The first thing I thought of after putting down Thirteen Reasons Why was who would make it to my list. Not that I was suicidal. It wouldn’t even be a suicide note. And the ones who were on the list wouldn’t be the reason for my sadness or whatever you can say but my source of joy. My source of strength, the reason why I can’t be broken even if I want to be. The reason why I am strong.
Written by Jay Asher, Thirteen Reasons Why, is a story of Hannah Baker, who commits suicide after going through betrayal, and bullying in her high school. Clay Jensen, who has crush on Hannah receives an audio tape diary, two weeks after Hannah’s suicide where she confesses thirteen reasons why she’d committed suicide.
To be honest, I wasn’t planning to read the book. When the series with the same name based on the book was released by Netflix, I debated on whether to watch it or not. My friends suggested that I should, but I knew that if I were to watch the series, I needed to read the book first. I still wasn’t sure about reading the book. Liking the books about death was one thing, but reading the book about suicide was something else. I mean, everyone knows how easily I become influenced by something I watch or read or hear.
But I changed my mind when a friend texted me, “Thank god, suicide is not contagious.”

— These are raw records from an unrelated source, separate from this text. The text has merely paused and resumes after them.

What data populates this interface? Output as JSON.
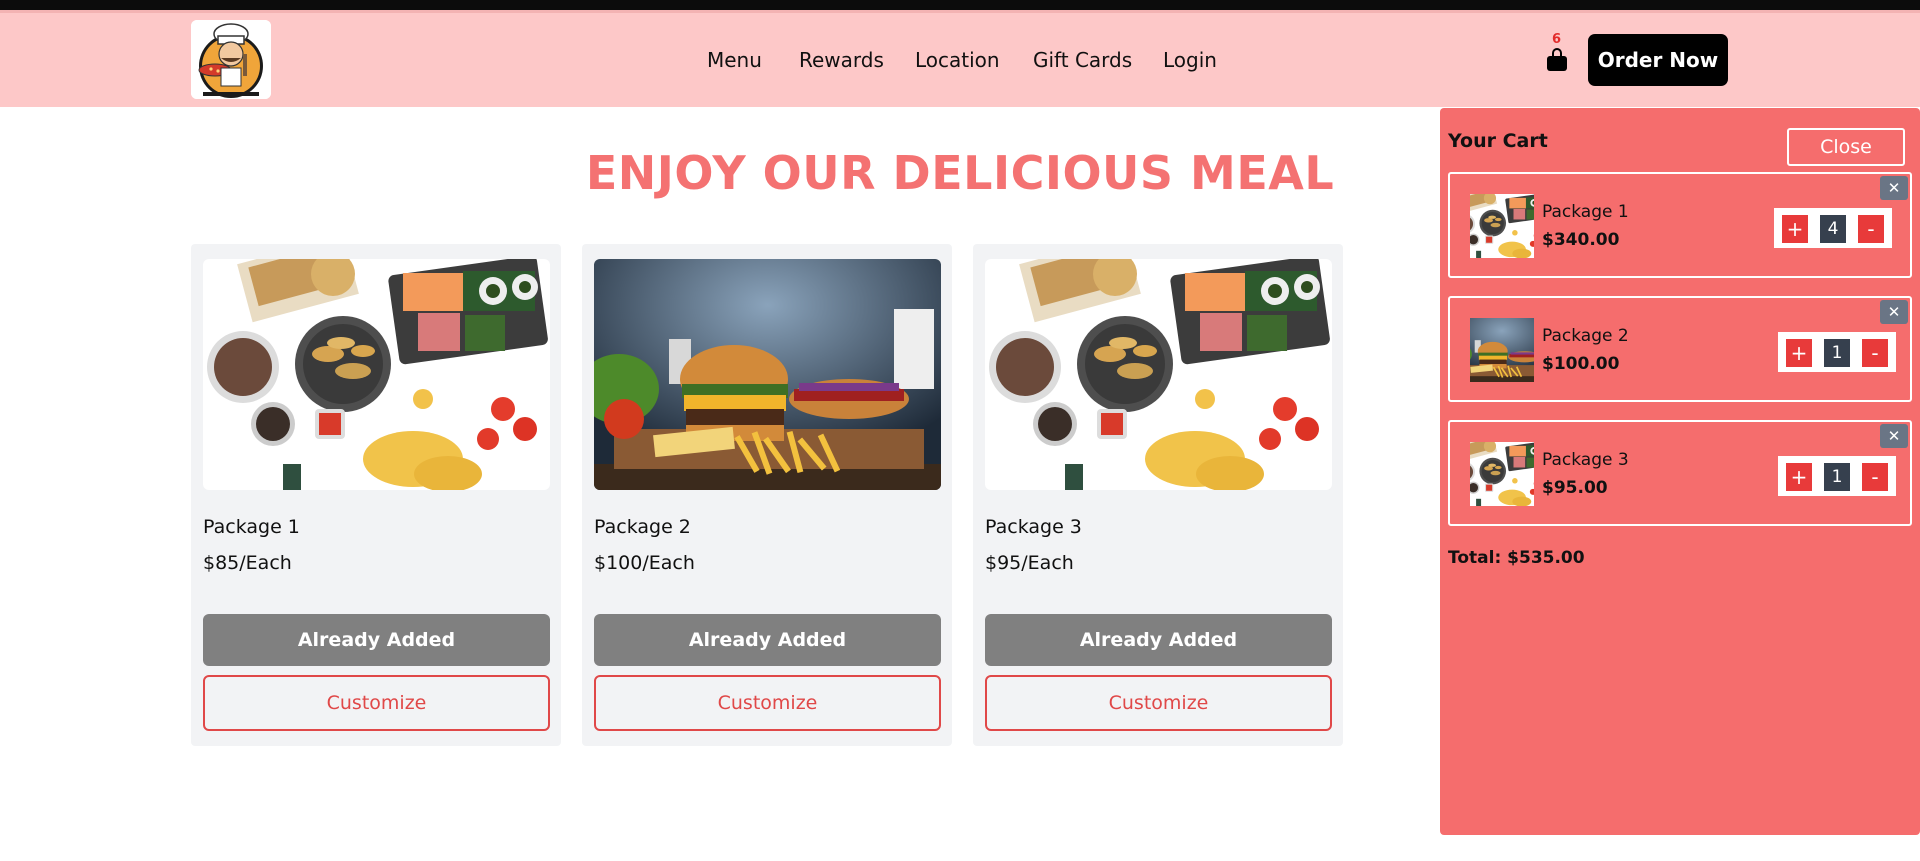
{
  "header": {
    "nav": [
      "Menu",
      "Rewards",
      "Location",
      "Gift Cards",
      "Login"
    ],
    "cart_count": "6",
    "order_button": "Order Now"
  },
  "hero": {
    "title": "ENJOY OUR DELICIOUS MEAL"
  },
  "products": [
    {
      "name": "Package 1",
      "price": "$85/Each",
      "added_label": "Already Added",
      "customize_label": "Customize",
      "image": "food-spread"
    },
    {
      "name": "Package 2",
      "price": "$100/Each",
      "added_label": "Already Added",
      "customize_label": "Customize",
      "image": "burger-meal"
    },
    {
      "name": "Package 3",
      "price": "$95/Each",
      "added_label": "Already Added",
      "customize_label": "Customize",
      "image": "food-spread"
    }
  ],
  "cart": {
    "title": "Your Cart",
    "close_label": "Close",
    "items": [
      {
        "name": "Package 1",
        "price": "$340.00",
        "qty": "4",
        "plus": "+",
        "minus": "-",
        "remove": "✕",
        "image": "food-spread"
      },
      {
        "name": "Package 2",
        "price": "$100.00",
        "qty": "1",
        "plus": "+",
        "minus": "-",
        "remove": "✕",
        "image": "burger-meal"
      },
      {
        "name": "Package 3",
        "price": "$95.00",
        "qty": "1",
        "plus": "+",
        "minus": "-",
        "remove": "✕",
        "image": "food-spread"
      }
    ],
    "total": "Total: $535.00"
  },
  "colors": {
    "header_bg": "#fdc8c8",
    "accent": "#f47272",
    "cart_bg": "#f56d6d",
    "button_dark": "#000000",
    "added_bg": "#808080",
    "customize": "#e04848"
  }
}
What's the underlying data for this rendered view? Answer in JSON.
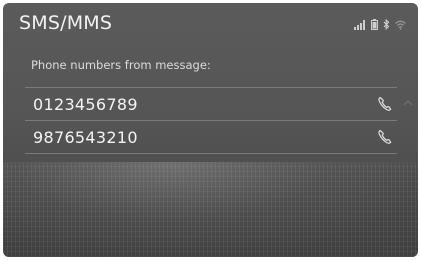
{
  "header": {
    "title": "SMS/MMS"
  },
  "status_bar": {
    "icons": [
      "signal-icon",
      "battery-icon",
      "bluetooth-icon",
      "wifi-icon"
    ]
  },
  "main": {
    "subtitle": "Phone numbers from message:",
    "numbers": [
      {
        "number": "0123456789",
        "icon": "phone-icon"
      },
      {
        "number": "9876543210",
        "icon": "phone-icon"
      }
    ]
  }
}
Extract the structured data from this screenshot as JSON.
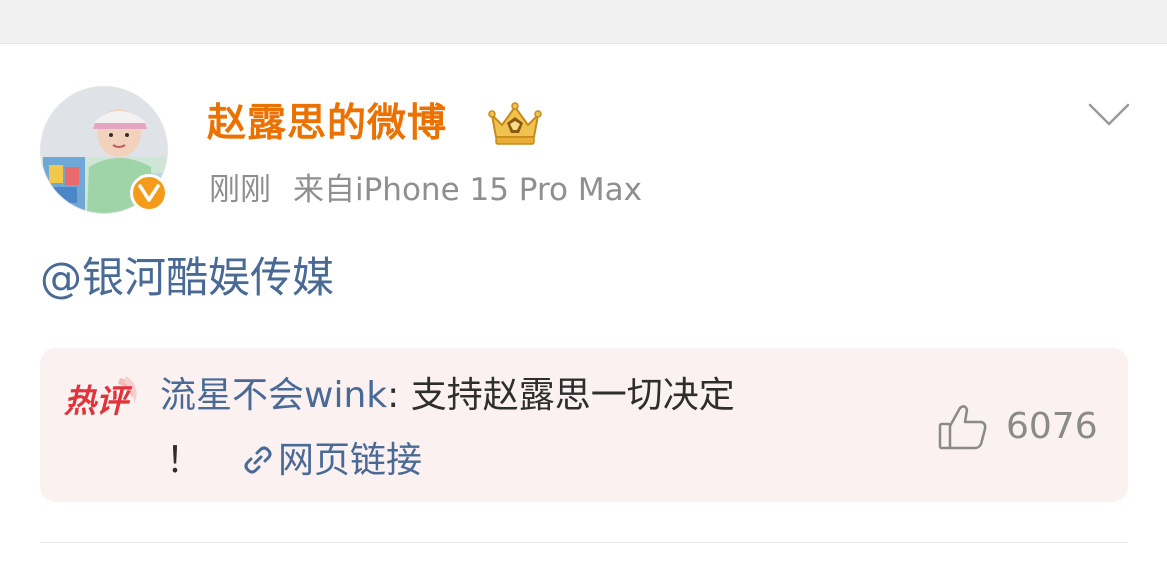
{
  "post": {
    "username": "赵露思的微博",
    "time": "刚刚",
    "source": "来自iPhone 15 Pro Max",
    "content": "@银河酷娱传媒",
    "colors": {
      "username": "#eb7100",
      "link": "#4a6a96",
      "meta": "#8f8f8f"
    }
  },
  "hot_comment": {
    "badge": "热评",
    "author": "流星不会wink",
    "separator": ": ",
    "text_line1": "支持赵露思一切决定",
    "text_line2": "！",
    "link_label": "网页链接",
    "like_count": "6076",
    "colors": {
      "badge": "#e0333a",
      "background": "#fbf1f1"
    }
  },
  "icons": {
    "verified": "verified-v-icon",
    "crown": "crown-member-icon",
    "menu": "chevron-down-icon",
    "link": "link-icon",
    "like": "thumbs-up-icon"
  }
}
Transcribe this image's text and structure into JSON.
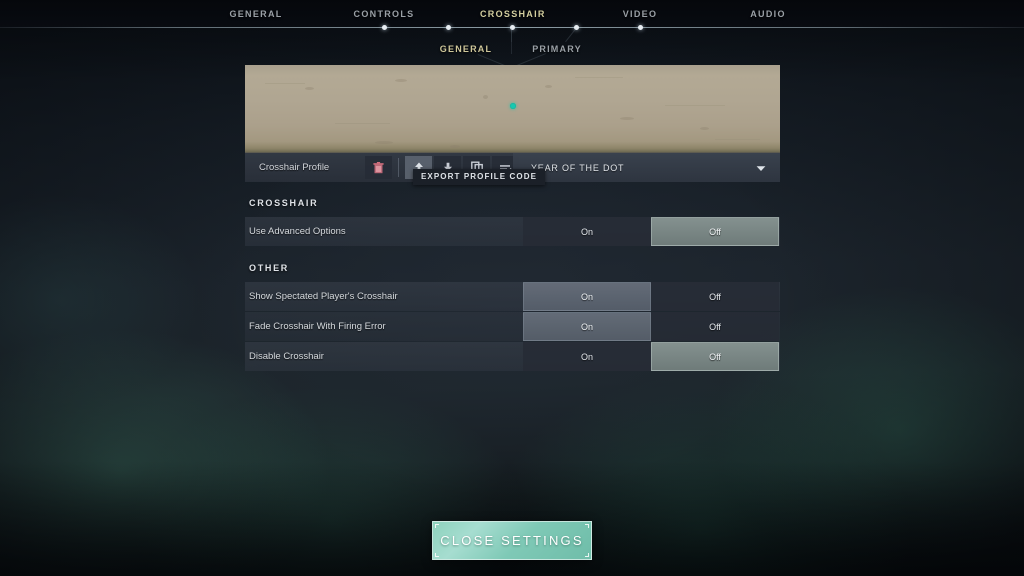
{
  "nav": {
    "tabs": [
      {
        "label": "GENERAL",
        "active": false
      },
      {
        "label": "CONTROLS",
        "active": false
      },
      {
        "label": "CROSSHAIR",
        "active": true
      },
      {
        "label": "VIDEO",
        "active": false
      },
      {
        "label": "AUDIO",
        "active": false
      }
    ],
    "subtabs": [
      {
        "label": "GENERAL",
        "active": true
      },
      {
        "label": "PRIMARY",
        "active": false
      }
    ]
  },
  "profile": {
    "label": "Crosshair Profile",
    "delete_icon": "trash-icon",
    "actions": [
      {
        "icon": "upload-arrow-up-icon",
        "hovered": true
      },
      {
        "icon": "download-arrow-down-icon",
        "hovered": false
      },
      {
        "icon": "copy-icon",
        "hovered": false
      },
      {
        "icon": "list-edit-icon",
        "hovered": false
      }
    ],
    "tooltip": "EXPORT PROFILE CODE",
    "dropdown_value": "YEAR OF THE DOT",
    "dropdown_caret": "chevron-down-icon"
  },
  "preview": {
    "crosshair_color": "#19c8b0",
    "background_color": "#b0a692"
  },
  "sections": [
    {
      "header": "CROSSHAIR",
      "rows": [
        {
          "label": "Use Advanced Options",
          "options": [
            {
              "label": "On",
              "selected": false
            },
            {
              "label": "Off",
              "selected": true
            }
          ]
        }
      ]
    },
    {
      "header": "OTHER",
      "rows": [
        {
          "label": "Show Spectated Player's Crosshair",
          "options": [
            {
              "label": "On",
              "selected": true
            },
            {
              "label": "Off",
              "selected": false
            }
          ]
        },
        {
          "label": "Fade Crosshair With Firing Error",
          "options": [
            {
              "label": "On",
              "selected": true
            },
            {
              "label": "Off",
              "selected": false
            }
          ]
        },
        {
          "label": "Disable Crosshair",
          "options": [
            {
              "label": "On",
              "selected": false
            },
            {
              "label": "Off",
              "selected": true
            }
          ]
        }
      ]
    }
  ],
  "footer": {
    "close_label": "CLOSE SETTINGS",
    "accent_color": "#8ed2bd"
  }
}
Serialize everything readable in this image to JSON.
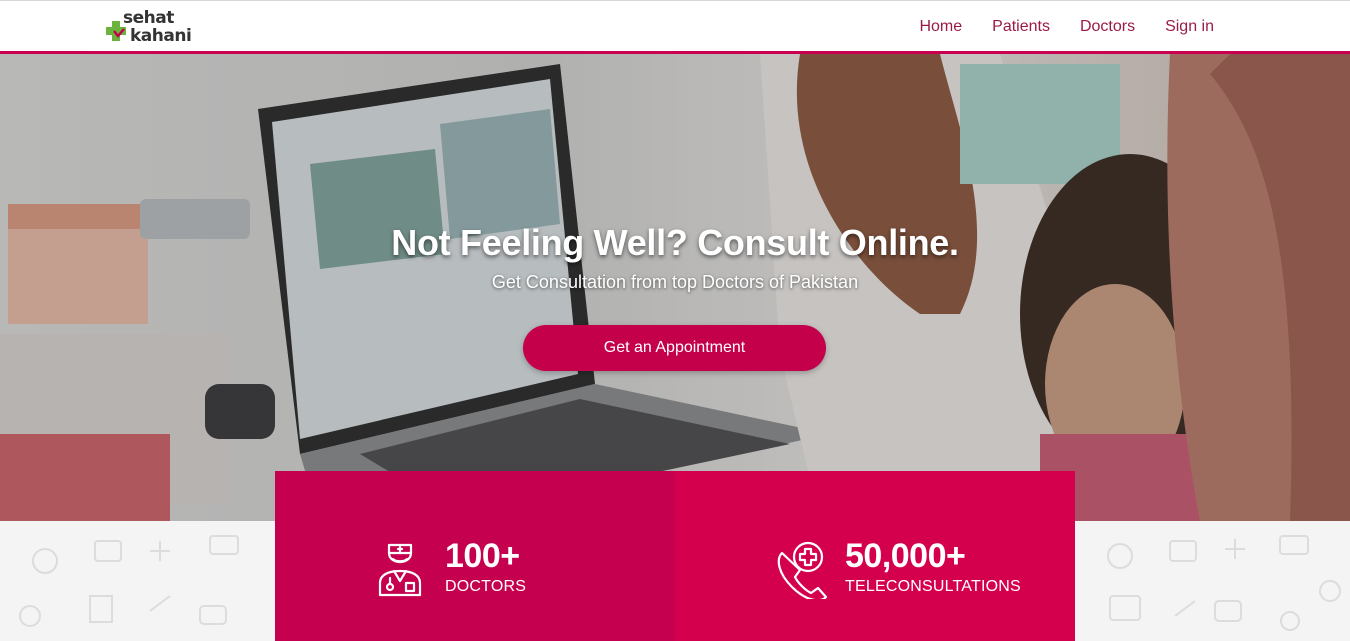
{
  "header": {
    "logo_text_top": "sehat",
    "logo_text_bottom": "kahani",
    "nav": [
      "Home",
      "Patients",
      "Doctors",
      "Sign in"
    ]
  },
  "hero": {
    "title": "Not Feeling Well? Consult Online.",
    "subtitle": "Get Consultation from top Doctors of Pakistan",
    "cta_label": "Get an Appointment"
  },
  "stats": [
    {
      "value": "100+",
      "label": "DOCTORS",
      "icon": "doctor-icon"
    },
    {
      "value": "50,000+",
      "label": "TELECONSULTATIONS",
      "icon": "phone-medical-icon"
    }
  ],
  "colors": {
    "brand": "#c5004b",
    "brand_alt": "#d4004e",
    "nav_text": "#9b1b45",
    "logo_green": "#6ab43e"
  }
}
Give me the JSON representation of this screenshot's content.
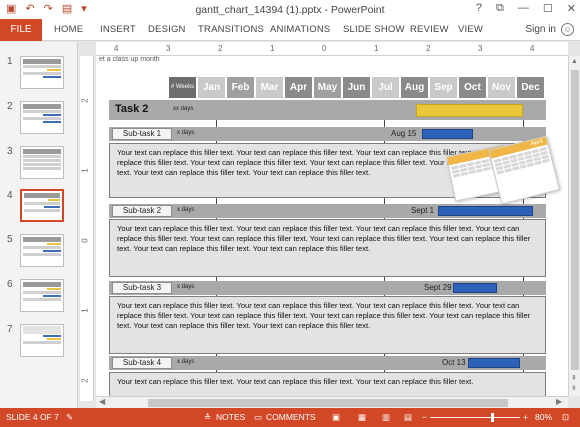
{
  "window": {
    "title": "gantt_chart_14394 (1).pptx - PowerPoint",
    "controls": [
      "?",
      "⧉",
      "—",
      "☐",
      "✕"
    ]
  },
  "qat": {
    "save_icon": "save-icon",
    "undo_icon": "undo-icon",
    "redo_icon": "redo-icon",
    "start_icon": "start-presentation-icon",
    "customize_icon": "customize-icon"
  },
  "ribbon": {
    "file": "FILE",
    "tabs": [
      "HOME",
      "INSERT",
      "DESIGN",
      "TRANSITIONS",
      "ANIMATIONS",
      "SLIDE SHOW",
      "REVIEW",
      "VIEW"
    ],
    "signin": "Sign in"
  },
  "thumbnails": {
    "numbers": [
      "1",
      "2",
      "3",
      "4",
      "5",
      "6",
      "7"
    ],
    "active": "4"
  },
  "ruler": {
    "marks": [
      "4",
      "3",
      "2",
      "1",
      "0",
      "1",
      "2",
      "3",
      "4"
    ]
  },
  "vruler": {
    "marks": [
      "2",
      "1",
      "0",
      "1",
      "2"
    ]
  },
  "slide": {
    "topnote": "et a class up month",
    "weeks_label": "# Weeks",
    "months": [
      "Jan",
      "Feb",
      "Mar",
      "Apr",
      "May",
      "Jun",
      "Jul",
      "Aug",
      "Sep",
      "Oct",
      "Nov",
      "Dec"
    ],
    "month_colors": [
      "#c9c9c9",
      "#9f9f9f",
      "#c9c9c9",
      "#8a8a8a",
      "#9f9f9f",
      "#8a8a8a",
      "#c9c9c9",
      "#8a8a8a",
      "#c9c9c9",
      "#8a8a8a",
      "#c9c9c9",
      "#8a8a8a"
    ],
    "task": {
      "label": "Task 2",
      "days": "xx days"
    },
    "subtasks": [
      {
        "label": "Sub-task 1",
        "days": "x days",
        "date": "Aug 15",
        "text": "Your text can replace this filler text. Your text can replace this filler text. Your text can replace this filler text. Your text can replace this filler text. Your text can replace this filler text. Your text can replace this filler text. Your text can replace this filler text. Your text can replace this filler text. Your text can replace this filler text."
      },
      {
        "label": "Sub-task 2",
        "days": "x days",
        "date": "Sept 1",
        "text": "Your text can replace this filler text. Your text can replace this filler text. Your text can replace this filler text. Your text can replace this filler text. Your text can replace this filler text. Your text can replace this filler text. Your text can replace this filler text. Your text can replace this filler text. Your text can replace this filler text."
      },
      {
        "label": "Sub-task 3",
        "days": "x days",
        "date": "Sept 29",
        "text": "Your text can replace this filler text. Your text can replace this filler text. Your text can replace this filler text. Your text can replace this filler text. Your text can replace this filler text. Your text can replace this filler text. Your text can replace this filler text. Your text can replace this filler text. Your text can replace this filler text."
      },
      {
        "label": "Sub-task 4",
        "days": "x days",
        "date": "Oct 13",
        "text": "Your text can replace this filler text. Your text can replace this filler text. Your text can replace this filler text."
      }
    ],
    "calendar_label": "April"
  },
  "status": {
    "slide_info": "SLIDE 4 OF 7",
    "notes": "NOTES",
    "comments": "COMMENTS",
    "zoom": "80%"
  },
  "colors": {
    "accent": "#d24726",
    "task_bar": "#e8c83a",
    "subtask_bar": "#2e62b8"
  }
}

Okay, I lied. After reading the book in one go, the first thing I thought of was whether I would ever make it to the list of anyone. Not the “you’re the reason why I killed myself” but rather “you’re the reason why I keep myself alive”. I know that I am not a superhero, but I also believe that I want to inspire people to continue to live, no matter what. I particularly thought of this one friend, wondering whether I would pass by his mind. Because I would feel the same thing Clay felt when he listens to the tape dedicated to him by Hannah. I also realized right then, that I needed to make my own list. Because I may never get a chance to say thank you to people I love.
After losing three of my family members in three consecutive years, two being shocking deaths, I realized we don’t always get to say goodbye. But you see, I am a huge fan of goodbye. As much as I would get awkward, I also love to know that I have a proper time for farewell. A tight hug. That’s why I thought I will write a goodbye email. I decided that I would send a not-goodbye email right now, and will send emails every once in a while to renew the “love, hugs, bye” in case I miss the chance to say the goodbye.
That’s how I penned, “This is not a good bye. Not yet” email.
I got various response from various people. My best friends, both A. and S., along with my favorite person, responded in the way I expected them too. They were cool and calm. A. and favorite person replied sending me inspirations to be better than now. S. called after realizing I also emailed his girlfriend, which freaked her out. Actually, since I was to go on a trip a month later, S. thought that the email indicated I might not be back. “I think you’ll meet some Orlando Bloom and stay there” he had said a few days before I left. Then there were people getting emails from me for the first time, including S’s girlfriend so they all freaked out. And then there were two assholes who didn’t even read the email (wow) because one thought he would read it later, and the other didn’t check his email at all.
Overall, the book made me realize that people deserve to know if they can save you. And you need to tell them if you need help. I believe that some people cannot be saved but that doesn’t mean we should stop trying. And that everybody deserves a proper long hugs and goodbye.